The provision of an analytical service for biochemical tests both in the laboratory and at the “point of care”. Advising on the management of patients with metabolic disturbances and, increasingly, taking direct responsibility for such patients in clinics and on wards A Chemical Pathologists’ job is never boring, and duties can be highly variable. Typical duties involve laboratory work and ‘authorising’ results of laboratory tests, to check for accuracy and to add comments to aid in diagnosis and management of biochemical disturbances. It is a highly varied specialty combining laboratory management and, increasingly, providing direct clinical care in one or more of five main clinical areas e.g. lipids, diabetes, inborn errors of metabolism, metabolic bone disease and nutrition.
Key Skills and Personal Attributes
- Preparedness to work behind the scenes
- Good management and interpersonal skills
- Ability to work as part of a team of scientific and analytical staff in the laboratory and other health care professionals on the wards
- Some of your diagnoses will be solely based on your interpretation of laboratory results
- Some Chemical Pathologists manage patients directly in outpatient clinics
Currently it is preferable to have gained Core Medical Training prior to entry, giving the option of entering a Joint Chemical Pathology/Metabolic Medicine Training Programme.
Overview of Training Required
- 5 years (5.5 years with Metabolic Medicine)
- Clinical work in the five areas of metabolic medicine: diabetes, lipidology, bone disease, nutrition, inherited metabolic disease
- Laboratory work eg analytical skills, practical aspects
- Management expertise
- Research project with written dissertation
- MRCPath examination
- Good career prospects at StR and Consultant level
Hints and tips of how to develop a successful career within each specialty
- If you are interested in a career in the specialty, contact your local Biochemistry laboratory and ask if you can spend time with a Chemical Pathologist or Clinical Scientist.

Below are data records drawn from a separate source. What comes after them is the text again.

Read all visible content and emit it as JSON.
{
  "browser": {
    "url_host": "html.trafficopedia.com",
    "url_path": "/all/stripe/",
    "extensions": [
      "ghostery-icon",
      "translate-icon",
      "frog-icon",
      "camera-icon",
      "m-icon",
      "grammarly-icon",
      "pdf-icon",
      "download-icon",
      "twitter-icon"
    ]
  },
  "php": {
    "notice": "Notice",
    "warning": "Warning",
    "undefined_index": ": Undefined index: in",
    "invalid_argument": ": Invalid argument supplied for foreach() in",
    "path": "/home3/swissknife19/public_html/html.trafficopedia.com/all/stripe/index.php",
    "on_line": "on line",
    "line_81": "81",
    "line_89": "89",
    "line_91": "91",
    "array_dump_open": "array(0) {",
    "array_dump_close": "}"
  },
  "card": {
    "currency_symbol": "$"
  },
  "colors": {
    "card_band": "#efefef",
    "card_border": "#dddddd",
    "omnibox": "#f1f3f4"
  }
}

- Find a mentor
- Only enter the specialty if it really appeals to you
- Pick an area early in training and make it “yours”